Instructions for the task
Write each line out a second time, exactly as shown below.

(Data records for software interfaces)
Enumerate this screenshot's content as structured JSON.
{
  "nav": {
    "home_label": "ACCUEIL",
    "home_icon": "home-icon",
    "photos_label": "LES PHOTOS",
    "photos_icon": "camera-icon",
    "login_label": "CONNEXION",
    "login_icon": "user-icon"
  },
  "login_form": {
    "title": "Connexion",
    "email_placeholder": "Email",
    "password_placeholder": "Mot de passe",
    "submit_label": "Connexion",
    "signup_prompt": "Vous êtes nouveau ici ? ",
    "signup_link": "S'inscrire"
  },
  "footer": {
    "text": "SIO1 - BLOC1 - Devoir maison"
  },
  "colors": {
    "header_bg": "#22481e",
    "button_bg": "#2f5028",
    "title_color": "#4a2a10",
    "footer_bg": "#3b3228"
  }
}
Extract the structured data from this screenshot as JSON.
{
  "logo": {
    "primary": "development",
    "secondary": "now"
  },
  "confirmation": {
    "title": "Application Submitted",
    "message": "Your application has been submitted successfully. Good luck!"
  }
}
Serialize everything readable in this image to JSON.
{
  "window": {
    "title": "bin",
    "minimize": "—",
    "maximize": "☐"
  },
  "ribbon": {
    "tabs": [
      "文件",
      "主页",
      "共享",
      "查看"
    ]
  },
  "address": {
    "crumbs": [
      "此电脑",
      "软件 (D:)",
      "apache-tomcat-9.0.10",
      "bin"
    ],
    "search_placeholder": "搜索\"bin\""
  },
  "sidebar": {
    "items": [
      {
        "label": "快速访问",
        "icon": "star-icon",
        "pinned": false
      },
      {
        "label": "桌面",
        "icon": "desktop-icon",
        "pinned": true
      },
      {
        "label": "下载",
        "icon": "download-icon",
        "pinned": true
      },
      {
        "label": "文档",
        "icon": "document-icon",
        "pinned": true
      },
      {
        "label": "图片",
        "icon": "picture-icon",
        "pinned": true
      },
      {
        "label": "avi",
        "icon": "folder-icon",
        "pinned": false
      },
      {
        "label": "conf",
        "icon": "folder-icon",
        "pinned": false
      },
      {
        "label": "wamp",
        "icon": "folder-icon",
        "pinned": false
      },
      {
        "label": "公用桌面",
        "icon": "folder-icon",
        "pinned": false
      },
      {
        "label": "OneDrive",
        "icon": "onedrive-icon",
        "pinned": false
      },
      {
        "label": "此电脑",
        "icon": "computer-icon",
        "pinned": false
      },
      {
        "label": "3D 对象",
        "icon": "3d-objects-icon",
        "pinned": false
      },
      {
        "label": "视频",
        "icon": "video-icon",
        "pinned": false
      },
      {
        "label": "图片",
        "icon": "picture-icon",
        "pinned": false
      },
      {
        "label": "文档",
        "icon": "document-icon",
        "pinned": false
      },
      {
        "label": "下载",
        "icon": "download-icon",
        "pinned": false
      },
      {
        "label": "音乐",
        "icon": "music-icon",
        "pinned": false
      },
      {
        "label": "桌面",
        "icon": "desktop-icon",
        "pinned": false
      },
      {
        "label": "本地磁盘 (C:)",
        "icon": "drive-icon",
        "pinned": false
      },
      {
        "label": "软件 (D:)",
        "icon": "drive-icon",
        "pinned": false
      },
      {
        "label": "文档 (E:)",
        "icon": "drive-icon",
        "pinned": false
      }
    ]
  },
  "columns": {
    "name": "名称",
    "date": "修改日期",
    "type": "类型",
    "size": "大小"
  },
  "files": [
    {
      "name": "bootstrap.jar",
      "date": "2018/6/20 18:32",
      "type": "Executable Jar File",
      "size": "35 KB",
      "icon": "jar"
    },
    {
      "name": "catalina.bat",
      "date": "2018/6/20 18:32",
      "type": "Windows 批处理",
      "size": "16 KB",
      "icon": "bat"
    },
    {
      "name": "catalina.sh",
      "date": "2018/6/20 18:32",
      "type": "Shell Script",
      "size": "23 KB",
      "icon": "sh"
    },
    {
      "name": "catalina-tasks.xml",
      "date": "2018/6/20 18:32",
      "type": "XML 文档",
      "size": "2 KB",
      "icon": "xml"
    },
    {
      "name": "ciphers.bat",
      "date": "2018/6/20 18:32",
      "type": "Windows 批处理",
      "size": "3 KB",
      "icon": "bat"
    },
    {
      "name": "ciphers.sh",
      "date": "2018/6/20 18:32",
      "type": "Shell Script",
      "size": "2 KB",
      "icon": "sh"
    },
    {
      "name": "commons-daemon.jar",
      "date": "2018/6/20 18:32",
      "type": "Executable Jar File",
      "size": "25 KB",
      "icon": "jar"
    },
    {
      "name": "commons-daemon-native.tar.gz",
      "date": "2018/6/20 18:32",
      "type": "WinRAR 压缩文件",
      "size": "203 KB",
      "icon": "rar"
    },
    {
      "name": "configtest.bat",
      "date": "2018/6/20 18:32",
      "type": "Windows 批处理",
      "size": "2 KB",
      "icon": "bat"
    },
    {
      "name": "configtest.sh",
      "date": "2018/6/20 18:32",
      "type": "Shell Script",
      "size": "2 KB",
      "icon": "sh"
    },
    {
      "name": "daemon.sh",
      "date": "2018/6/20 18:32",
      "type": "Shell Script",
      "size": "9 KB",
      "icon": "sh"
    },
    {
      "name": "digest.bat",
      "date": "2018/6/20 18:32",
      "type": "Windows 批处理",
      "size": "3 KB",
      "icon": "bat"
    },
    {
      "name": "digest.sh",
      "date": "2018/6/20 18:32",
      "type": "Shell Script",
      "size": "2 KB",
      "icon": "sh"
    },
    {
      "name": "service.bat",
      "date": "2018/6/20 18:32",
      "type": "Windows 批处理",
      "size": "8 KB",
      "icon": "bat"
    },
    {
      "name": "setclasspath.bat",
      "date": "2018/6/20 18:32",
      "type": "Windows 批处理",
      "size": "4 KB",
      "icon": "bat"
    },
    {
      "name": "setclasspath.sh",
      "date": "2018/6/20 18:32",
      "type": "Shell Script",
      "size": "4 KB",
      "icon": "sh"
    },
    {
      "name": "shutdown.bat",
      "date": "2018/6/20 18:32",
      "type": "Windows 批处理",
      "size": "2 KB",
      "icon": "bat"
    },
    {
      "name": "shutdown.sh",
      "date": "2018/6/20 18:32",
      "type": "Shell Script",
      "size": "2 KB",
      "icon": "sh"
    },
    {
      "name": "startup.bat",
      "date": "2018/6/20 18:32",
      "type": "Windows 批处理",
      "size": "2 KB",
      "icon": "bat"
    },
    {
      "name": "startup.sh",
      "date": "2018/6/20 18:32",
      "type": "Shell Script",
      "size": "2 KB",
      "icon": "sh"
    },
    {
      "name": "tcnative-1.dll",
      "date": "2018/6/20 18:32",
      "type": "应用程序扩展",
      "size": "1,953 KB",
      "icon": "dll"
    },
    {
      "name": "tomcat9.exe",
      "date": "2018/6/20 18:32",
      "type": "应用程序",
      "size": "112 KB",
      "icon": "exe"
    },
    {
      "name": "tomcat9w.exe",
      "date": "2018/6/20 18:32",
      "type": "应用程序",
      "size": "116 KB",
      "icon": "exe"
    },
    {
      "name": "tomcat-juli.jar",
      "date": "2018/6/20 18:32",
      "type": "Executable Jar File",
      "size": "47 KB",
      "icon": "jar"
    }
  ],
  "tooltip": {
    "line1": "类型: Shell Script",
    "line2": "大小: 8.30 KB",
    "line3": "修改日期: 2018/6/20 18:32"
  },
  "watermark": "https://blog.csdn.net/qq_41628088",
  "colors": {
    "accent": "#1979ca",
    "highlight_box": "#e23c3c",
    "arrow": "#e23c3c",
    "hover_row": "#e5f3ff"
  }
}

Solution to this problem
Enumerate this screenshot's content as structured JSON.
{
  "nav": {
    "home_label": "ACCUEIL",
    "home_icon": "home-icon",
    "photos_label": "LES PHOTOS",
    "photos_icon": "camera-icon",
    "login_label": "CONNEXION",
    "login_icon": "user-icon"
  },
  "login_form": {
    "title": "Connexion",
    "email_placeholder": "Email",
    "password_placeholder": "Mot de passe",
    "submit_label": "Connexion",
    "signup_prompt": "Vous êtes nouveau ici ? ",
    "signup_link": "S'inscrire"
  },
  "footer": {
    "text": "SIO1 - BLOC1 - Devoir maison"
  },
  "colors": {
    "header_bg": "#22481e",
    "button_bg": "#2f5028",
    "title_color": "#4a2a10",
    "footer_bg": "#3b3228"
  }
}
Extract the structured data from this screenshot as JSON.
{
  "logo": {
    "primary": "development",
    "secondary": "now"
  },
  "confirmation": {
    "title": "Application Submitted",
    "message": "Your application has been submitted successfully. Good luck!"
  }
}
Serialize everything readable in this image to JSON.
{
  "window": {
    "title": "bin",
    "minimize": "—",
    "maximize": "☐"
  },
  "ribbon": {
    "tabs": [
      "文件",
      "主页",
      "共享",
      "查看"
    ]
  },
  "address": {
    "crumbs": [
      "此电脑",
      "软件 (D:)",
      "apache-tomcat-9.0.10",
      "bin"
    ],
    "search_placeholder": "搜索\"bin\""
  },
  "sidebar": {
    "items": [
      {
        "label": "快速访问",
        "icon": "star-icon",
        "pinned": false
      },
      {
        "label": "桌面",
        "icon": "desktop-icon",
        "pinned": true
      },
      {
        "label": "下载",
        "icon": "download-icon",
        "pinned": true
      },
      {
        "label": "文档",
        "icon": "document-icon",
        "pinned": true
      },
      {
        "label": "图片",
        "icon": "picture-icon",
        "pinned": true
      },
      {
        "label": "avi",
        "icon": "folder-icon",
        "pinned": false
      },
      {
        "label": "conf",
        "icon": "folder-icon",
        "pinned": false
      },
      {
        "label": "wamp",
        "icon": "folder-icon",
        "pinned": false
      },
      {
        "label": "公用桌面",
        "icon": "folder-icon",
        "pinned": false
      },
      {
        "label": "OneDrive",
        "icon": "onedrive-icon",
        "pinned": false
      },
      {
        "label": "此电脑",
        "icon": "computer-icon",
        "pinned": false
      },
      {
        "label": "3D 对象",
        "icon": "3d-objects-icon",
        "pinned": false
      },
      {
        "label": "视频",
        "icon": "video-icon",
        "pinned": false
      },
      {
        "label": "图片",
        "icon": "picture-icon",
        "pinned": false
      },
      {
        "label": "文档",
        "icon": "document-icon",
        "pinned": false
      },
      {
        "label": "下载",
        "icon": "download-icon",
        "pinned": false
      },
      {
        "label": "音乐",
        "icon": "music-icon",
        "pinned": false
      },
      {
        "label": "桌面",
        "icon": "desktop-icon",
        "pinned": false
      },
      {
        "label": "本地磁盘 (C:)",
        "icon": "drive-icon",
        "pinned": false
      },
      {
        "label": "软件 (D:)",
        "icon": "drive-icon",
        "pinned": false
      },
      {
        "label": "文档 (E:)",
        "icon": "drive-icon",
        "pinned": false
      }
    ]
  },
  "columns": {
    "name": "名称",
    "date": "修改日期",
    "type": "类型",
    "size": "大小"
  },
  "files": [
    {
      "name": "bootstrap.jar",
      "date": "2018/6/20 18:32",
      "type": "Executable Jar File",
      "size": "35 KB",
      "icon": "jar"
    },
    {
      "name": "catalina.bat",
      "date": "2018/6/20 18:32",
      "type": "Windows 批处理",
      "size": "16 KB",
      "icon": "bat"
    },
    {
      "name": "catalina.sh",
      "date": "2018/6/20 18:32",
      "type": "Shell Script",
      "size": "23 KB",
      "icon": "sh"
    },
    {
      "name": "catalina-tasks.xml",
      "date": "2018/6/20 18:32",
      "type": "XML 文档",
      "size": "2 KB",
      "icon": "xml"
    },
    {
      "name": "ciphers.bat",
      "date": "2018/6/20 18:32",
      "type": "Windows 批处理",
      "size": "3 KB",
      "icon": "bat"
    },
    {
      "name": "ciphers.sh",
      "date": "2018/6/20 18:32",
      "type": "Shell Script",
      "size": "2 KB",
      "icon": "sh"
    },
    {
      "name": "commons-daemon.jar",
      "date": "2018/6/20 18:32",
      "type": "Executable Jar File",
      "size": "25 KB",
      "icon": "jar"
    },
    {
      "name": "commons-daemon-native.tar.gz",
      "date": "2018/6/20 18:32",
      "type": "WinRAR 压缩文件",
      "size": "203 KB",
      "icon": "rar"
    },
    {
      "name": "configtest.bat",
      "date": "2018/6/20 18:32",
      "type": "Windows 批处理",
      "size": "2 KB",
      "icon": "bat"
    },
    {
      "name": "configtest.sh",
      "date": "2018/6/20 18:32",
      "type": "Shell Script",
      "size": "2 KB",
      "icon": "sh"
    },
    {
      "name": "daemon.sh",
      "date": "2018/6/20 18:32",
      "type": "Shell Script",
      "size": "9 KB",
      "icon": "sh"
    },
    {
      "name": "digest.bat",
      "date": "2018/6/20 18:32",
      "type": "Windows 批处理",
      "size": "3 KB",
      "icon": "bat"
    },
    {
      "name": "digest.sh",
      "date": "2018/6/20 18:32",
      "type": "Shell Script",
      "size": "2 KB",
      "icon": "sh"
    },
    {
      "name": "service.bat",
      "date": "2018/6/20 18:32",
      "type": "Windows 批处理",
      "size": "8 KB",
      "icon": "bat"
    },
    {
      "name": "setclasspath.bat",
      "date": "2018/6/20 18:32",
      "type": "Windows 批处理",
      "size": "4 KB",
      "icon": "bat"
    },
    {
      "name": "setclasspath.sh",
      "date": "2018/6/20 18:32",
      "type": "Shell Script",
      "size": "4 KB",
      "icon": "sh"
    },
    {
      "name": "shutdown.bat",
      "date": "2018/6/20 18:32",
      "type": "Windows 批处理",
      "size": "2 KB",
      "icon": "bat"
    },
    {
      "name": "shutdown.sh",
      "date": "2018/6/20 18:32",
      "type": "Shell Script",
      "size": "2 KB",
      "icon": "sh"
    },
    {
      "name": "startup.bat",
      "date": "2018/6/20 18:32",
      "type": "Windows 批处理",
      "size": "2 KB",
      "icon": "bat"
    },
    {
      "name": "startup.sh",
      "date": "2018/6/20 18:32",
      "type": "Shell Script",
      "size": "2 KB",
      "icon": "sh"
    },
    {
      "name": "tcnative-1.dll",
      "date": "2018/6/20 18:32",
      "type": "应用程序扩展",
      "size": "1,953 KB",
      "icon": "dll"
    },
    {
      "name": "tomcat9.exe",
      "date": "2018/6/20 18:32",
      "type": "应用程序",
      "size": "112 KB",
      "icon": "exe"
    },
    {
      "name": "tomcat9w.exe",
      "date": "2018/6/20 18:32",
      "type": "应用程序",
      "size": "116 KB",
      "icon": "exe"
    },
    {
      "name": "tomcat-juli.jar",
      "date": "2018/6/20 18:32",
      "type": "Executable Jar File",
      "size": "47 KB",
      "icon": "jar"
    }
  ],
  "tooltip": {
    "line1": "类型: Shell Script",
    "line2": "大小: 8.30 KB",
    "line3": "修改日期: 2018/6/20 18:32"
  },
  "watermark": "https://blog.csdn.net/qq_41628088",
  "colors": {
    "accent": "#1979ca",
    "highlight_box": "#e23c3c",
    "arrow": "#e23c3c",
    "hover_row": "#e5f3ff"
  }
}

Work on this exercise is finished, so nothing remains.